“Let her select the plants and help her plant them,” Chilvers says. “Take digital photos and make a picture book of the summer.” At the end of the season, reflect and share in the progression of her garden, reviewing pictures of her planting, watering and weeding her growing flowers or vegetables.
Annette Pelliccio, founder and CEO of The Happy Gardener Inc., whose company provides earth-friendly products to gardeners, says that when her daughters were toddlers she integrated storybook elements in their “play garden,” including a Charlotte’s Web wire in a tree, a cottage playhouse and plants with names like Blue Fairy Clematis, Robin Hood tulips and Ruby Slipper poppies.
Now ages 10 and 8, Pelliccio’s daughters planted a serenity rose garden choosing varieties of roses based on what they want in their lives.
“Varieties include Home and Garden, Easy Living, Cha Ching ... [and] America. They are painting tiles to hang throughout the garden with words of what we find important, including Peace, Family, Laughter,” Pelliccio says.
Further cultivate an appreciation for the world outside through recycling. “It’s never too early to teach children how to be good environmental stewards,” McIntosh says. “We compost all of our kitchen vegetable scraps and my children like to see what insects are crawling around in the compost bin when we add the scraps.”
Children love to study bees collecting pollen, observe birds searching for worms, search for animal tracks or patiently wait for a butterfly to break out of its chrysalis. “Include features in your garden that allow you and your child to observe nature and seasonal changes throughout the year,” Chilvers says.
Bring calming water elements into your garden and follow the aquatic life cycle of fish and plants. For younger kids, “a self-contained waterfall fountain is safe and inexpensive,” McIntosh says.
Create a bird-feeding station in the winter and consult your state bird field guide to identify the birds that visit your bird feeders.
Plant flowers in the spring that attract bees and butterflies to your garden throughout the summer. In the fall, put the “garden to bed” in preparation for the winter while noting the change of the seasons highlighted in the glory of rich fall colors.
A garden can satisfy all five of the senses. Plant showy, fast-growing sunflowers or lilies and fragrant herbs like mint and lemon balm. And since children love to pick flowers, McIntosh suggests flowers like snapdragons, pansies, cosmos and marigolds that “respond to picking by producing more blossoms.
“Encourage birdsong in your garden with drought-tolerant coneflowers and zinnias, which attract goldfinches with their seeds,” McIntosh adds.
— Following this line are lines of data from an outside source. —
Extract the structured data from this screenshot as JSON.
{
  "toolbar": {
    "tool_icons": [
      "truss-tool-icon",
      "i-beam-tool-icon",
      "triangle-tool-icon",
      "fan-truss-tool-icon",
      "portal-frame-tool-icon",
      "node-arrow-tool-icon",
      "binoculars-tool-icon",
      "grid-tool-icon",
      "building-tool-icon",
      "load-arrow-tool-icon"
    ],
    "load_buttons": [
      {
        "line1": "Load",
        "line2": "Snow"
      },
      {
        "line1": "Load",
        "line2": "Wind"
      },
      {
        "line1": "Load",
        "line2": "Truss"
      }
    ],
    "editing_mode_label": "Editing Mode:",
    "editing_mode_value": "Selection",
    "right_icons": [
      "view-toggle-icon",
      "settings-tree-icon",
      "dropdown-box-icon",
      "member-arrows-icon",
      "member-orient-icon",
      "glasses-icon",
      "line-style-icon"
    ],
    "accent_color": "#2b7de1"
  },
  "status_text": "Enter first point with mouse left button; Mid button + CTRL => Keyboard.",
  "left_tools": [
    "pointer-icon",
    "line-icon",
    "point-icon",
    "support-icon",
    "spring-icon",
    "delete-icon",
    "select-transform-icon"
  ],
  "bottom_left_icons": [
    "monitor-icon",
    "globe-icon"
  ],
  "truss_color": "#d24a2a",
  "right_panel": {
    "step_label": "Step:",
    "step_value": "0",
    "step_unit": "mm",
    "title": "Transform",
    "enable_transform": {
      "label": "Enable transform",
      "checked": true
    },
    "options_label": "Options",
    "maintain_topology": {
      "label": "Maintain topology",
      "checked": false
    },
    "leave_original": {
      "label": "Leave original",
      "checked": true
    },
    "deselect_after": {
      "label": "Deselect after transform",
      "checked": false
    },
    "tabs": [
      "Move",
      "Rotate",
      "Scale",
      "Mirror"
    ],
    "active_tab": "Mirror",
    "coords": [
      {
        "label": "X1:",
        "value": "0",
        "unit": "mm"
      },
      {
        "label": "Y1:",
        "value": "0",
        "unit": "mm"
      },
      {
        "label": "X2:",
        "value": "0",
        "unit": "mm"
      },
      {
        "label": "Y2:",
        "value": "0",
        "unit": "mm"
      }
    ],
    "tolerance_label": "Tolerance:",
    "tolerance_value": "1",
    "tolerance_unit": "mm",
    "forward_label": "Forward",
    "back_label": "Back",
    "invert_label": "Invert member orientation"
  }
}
Children can taste the fruits of their labors if together you plant fruits or vegetables. Thorn-free raspberry or blackberry bushes are a great option. (As a cautionary note, instruct your children to always ask you before eating anything from the garden.)
David Mizejewski, an Emory University graduate, naturalist, blogger and author with the National Wildlife Federation’s Certified Wildlife Habitat program, shares these additional tips for attracting wildlife to your back yard: